By David Tulis
My dissent from debt-based national economy is visceral. Meaning, I feel it in my bones as if it were a physical force. Because it touches not just the intellect, but emotion, I catch myself being ungracious to Christians whose dissent from the world of credit cards, mortgages and Fico scores seems lackluster.
Andrew Lee is an associate professor at Lee University, and tells a story about a credit card user whose misstep in making a payment prevented him from getting a mortgage.
Yes, prevented him from getting a mortgage — and “as a result he was unable to purchase his dream home.”

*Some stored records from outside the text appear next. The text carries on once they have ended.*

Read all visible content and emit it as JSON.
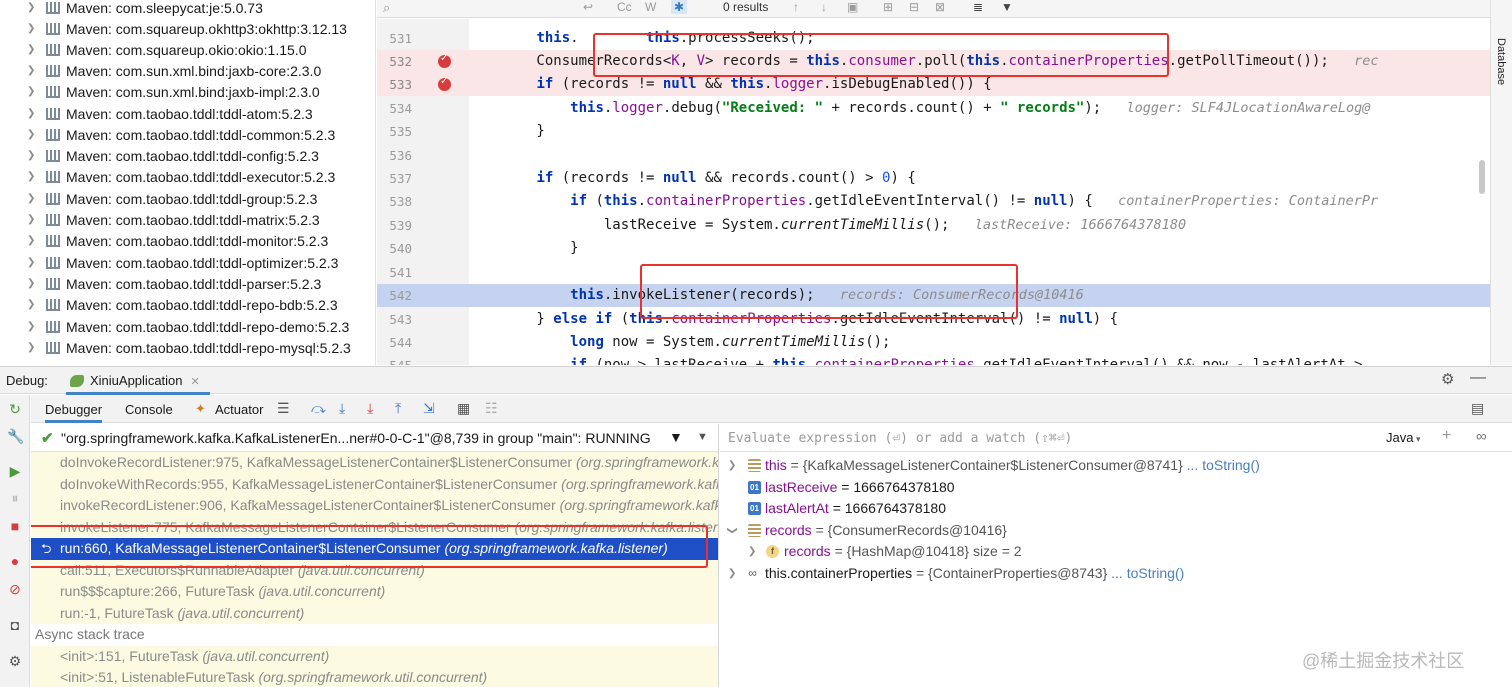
{
  "project_tree": {
    "items": [
      "Maven: com.sleepycat:je:5.0.73",
      "Maven: com.squareup.okhttp3:okhttp:3.12.13",
      "Maven: com.squareup.okio:okio:1.15.0",
      "Maven: com.sun.xml.bind:jaxb-core:2.3.0",
      "Maven: com.sun.xml.bind:jaxb-impl:2.3.0",
      "Maven: com.taobao.tddl:tddl-atom:5.2.3",
      "Maven: com.taobao.tddl:tddl-common:5.2.3",
      "Maven: com.taobao.tddl:tddl-config:5.2.3",
      "Maven: com.taobao.tddl:tddl-executor:5.2.3",
      "Maven: com.taobao.tddl:tddl-group:5.2.3",
      "Maven: com.taobao.tddl:tddl-matrix:5.2.3",
      "Maven: com.taobao.tddl:tddl-monitor:5.2.3",
      "Maven: com.taobao.tddl:tddl-optimizer:5.2.3",
      "Maven: com.taobao.tddl:tddl-parser:5.2.3",
      "Maven: com.taobao.tddl:tddl-repo-bdb:5.2.3",
      "Maven: com.taobao.tddl:tddl-repo-demo:5.2.3",
      "Maven: com.taobao.tddl:tddl-repo-mysql:5.2.3"
    ]
  },
  "find_bar": {
    "cc": "Cc",
    "w": "W",
    "results": "0 results"
  },
  "editor": {
    "lines": [
      {
        "n": "531",
        "code": "this.processSeeks();"
      },
      {
        "n": "532",
        "code": "ConsumerRecords<K, V> records = this.consumer.poll(this.containerProperties.getPollTimeout());",
        "hint": "rec"
      },
      {
        "n": "533",
        "code": "if (records != null && this.logger.isDebugEnabled()) {"
      },
      {
        "n": "534",
        "code": "this.logger.debug(\"Received: \" + records.count() + \" records\");",
        "hint": "logger: SLF4JLocationAwareLog@"
      },
      {
        "n": "535",
        "code": "}"
      },
      {
        "n": "536",
        "code": ""
      },
      {
        "n": "537",
        "code": "if (records != null && records.count() > 0) {"
      },
      {
        "n": "538",
        "code": "if (this.containerProperties.getIdleEventInterval() != null) {",
        "hint": "containerProperties: ContainerPr"
      },
      {
        "n": "539",
        "code": "lastReceive = System.currentTimeMillis();",
        "hint": "lastReceive: 1666764378180"
      },
      {
        "n": "540",
        "code": "}"
      },
      {
        "n": "541",
        "code": ""
      },
      {
        "n": "542",
        "code": "this.invokeListener(records);",
        "hint": "records: ConsumerRecords@10416"
      },
      {
        "n": "543",
        "code": "} else if (this.containerProperties.getIdleEventInterval() != null) {"
      },
      {
        "n": "544",
        "code": "long now = System.currentTimeMillis();"
      },
      {
        "n": "545",
        "code": "if (now > lastReceive + this.containerProperties.getIdleEventInterval() && now - lastAlertAt >"
      }
    ]
  },
  "right_strip": {
    "label": "Database"
  },
  "debug": {
    "label": "Debug:",
    "app_tab": "XiniuApplication",
    "tabs": [
      "Debugger",
      "Console",
      "Actuator"
    ],
    "thread": "\"org.springframework.kafka.KafkaListenerEn...ner#0-0-C-1\"@8,739 in group \"main\": RUNNING",
    "frames": [
      {
        "method": "doInvokeRecordListener:975, KafkaMessageListenerContainer$ListenerConsumer",
        "pkg": "(org.springframework.kafka.listener)"
      },
      {
        "method": "doInvokeWithRecords:955, KafkaMessageListenerContainer$ListenerConsumer",
        "pkg": "(org.springframework.kafka.listener)"
      },
      {
        "method": "invokeRecordListener:906, KafkaMessageListenerContainer$ListenerConsumer",
        "pkg": "(org.springframework.kafka.listener)"
      },
      {
        "method": "invokeListener:775, KafkaMessageListenerContainer$ListenerConsumer",
        "pkg": "(org.springframework.kafka.listener)"
      },
      {
        "method": "run:660, KafkaMessageListenerContainer$ListenerConsumer",
        "pkg": "(org.springframework.kafka.listener)"
      },
      {
        "method": "call:511, Executors$RunnableAdapter",
        "pkg": "(java.util.concurrent)"
      },
      {
        "method": "run$$$capture:266, FutureTask",
        "pkg": "(java.util.concurrent)"
      },
      {
        "method": "run:-1, FutureTask",
        "pkg": "(java.util.concurrent)"
      }
    ],
    "async_label": "Async stack trace",
    "async_frames": [
      {
        "method": "<init>:151, FutureTask",
        "pkg": "(java.util.concurrent)"
      },
      {
        "method": "<init>:51, ListenableFutureTask",
        "pkg": "(org.springframework.util.concurrent)"
      }
    ],
    "eval_placeholder": "Evaluate expression (⏎) or add a watch (⇧⌘⏎)",
    "lang": "Java",
    "vars": [
      {
        "name": "this",
        "value": " = {KafkaMessageListenerContainer$ListenerConsumer@8741}",
        "link": " ... toString()"
      },
      {
        "name": "lastReceive",
        "value": " = 1666764378180",
        "link": ""
      },
      {
        "name": "lastAlertAt",
        "value": " = 1666764378180",
        "link": ""
      },
      {
        "name": "records",
        "value": " = {ConsumerRecords@10416}",
        "link": ""
      },
      {
        "name": "records",
        "value": " = {HashMap@10418}  size = 2",
        "link": ""
      },
      {
        "name": "this.containerProperties",
        "value": " = {ContainerProperties@8743}",
        "link": " ... toString()"
      }
    ]
  },
  "watermark": "@稀土掘金技术社区"
}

Here’s the shocking story. “The man wrote a check to pay off (in full) his American Express credit card. But he inadvertently wrote a check that was $1.86 too short. You read that right — the check he mailed in to pay the bill was $1.86 less than what he actually owed. The man had no idea he had written the wrong number and had unintentionally failed to pay the credit card bill in time.”
Amex deems the account late, charges the man a F$35 late fee, making his balance now F$36.86. Mr. Andrews explains: “The late fee caused his Fico credit score to drop from a score of 711 to 640. *** Can you guess what happened next? As a result of his lowered credit score, the man received a call from his mortgage lender saying they had changed their mind and were denying his mortgage loan.”
In the same vein, Mr. Lee, who is a coordinator for Dave Ramsey’s Financial Peace University, tells of the F$35 fee being slapped on a borrower whose “check had arrived in the company’s mail room thirty minutes late.” That party pays off the F$6 due, forks over the penalty amount and “immediately cancel[s] their credit card.”
The reader should avoid credit cards, Mr. Andrews advises. “But if you’re determined to use credit cards, be aware of how late fees and other seemingly minor transactions, can affect your financial situation.”
Perhaps I am a great sinner for impatience. Maybe I should have compassion to hear of the agonies of those in the world of plastic. Indeed, the man who is denied a mortgage on account of a two-buck underpayment has a story to tell his grandchildren, because the denial of one house in God’s providence put that man and his family into another, and from that reality flowed alternative experiences that would not have otherwise in God’s providence materialized. The present with its grand details, monumental particulars and vast sweeps of consciousness might often have been proven the result of insignificant such details.
When I read Mr. Andrews’ story in Good News Chattanooga, a free Christian magazine with Os Guinness adorning the March cover, I have to force myself to be charitable and to not dismiss such woes as trivial. Yes, the world of ideasphere money and a credit economy is a vast artifice, a macroeconomic house of cards. The people who fuss over Fico scores may live in a monetary la-la land.
But perhaps my own life is unreal. I don’t use a credit card and don’t have any debt. Perhaps my argument for honest money mistakenly ignores the digital revolution where payments can be made in gold by smartphone. Perhaps insisting on referential currency and coins measured by weight is the fantasyland. Perhaps damning central banks and inflation and demanding honest weights and measures is biblical enough, but still retrograde and reactionary. I could be wrong about everything touching on the private purse and the public fisc. I could be wrong in suggesting we be suspicious of credit and that, as Mr. Andrews suggests, we abandon plastic altogether.
Let me leave here plenty of room for those who see a fault in me. The reformation I should consider is perhaps that of my own heart — a lack of sympathy and grace toward others.
The man whose wreck is a Fico score plunge is one who eventually will appreciate his situation in the credit economy. His debtor score disaster, let’s hope, serves him well to shock his conscience and propel him out of the red of IOUs and into the green of liquidity. Maybe, then, the background humming of local economy and cash will become more distinct, and the onetime borrower will hear a distinction in the notes.
The “No patience” comment intrigues me as banking is discussed. It was not once, but twice that Jesus went into the temple with a whip. Who was His target? It can be well argued it was what has become the modern day banker. This is consistent with His comment in Matthew 6:24 “You cannot serve God and money.”
Perhaps no patience is the virtue here and not a vice.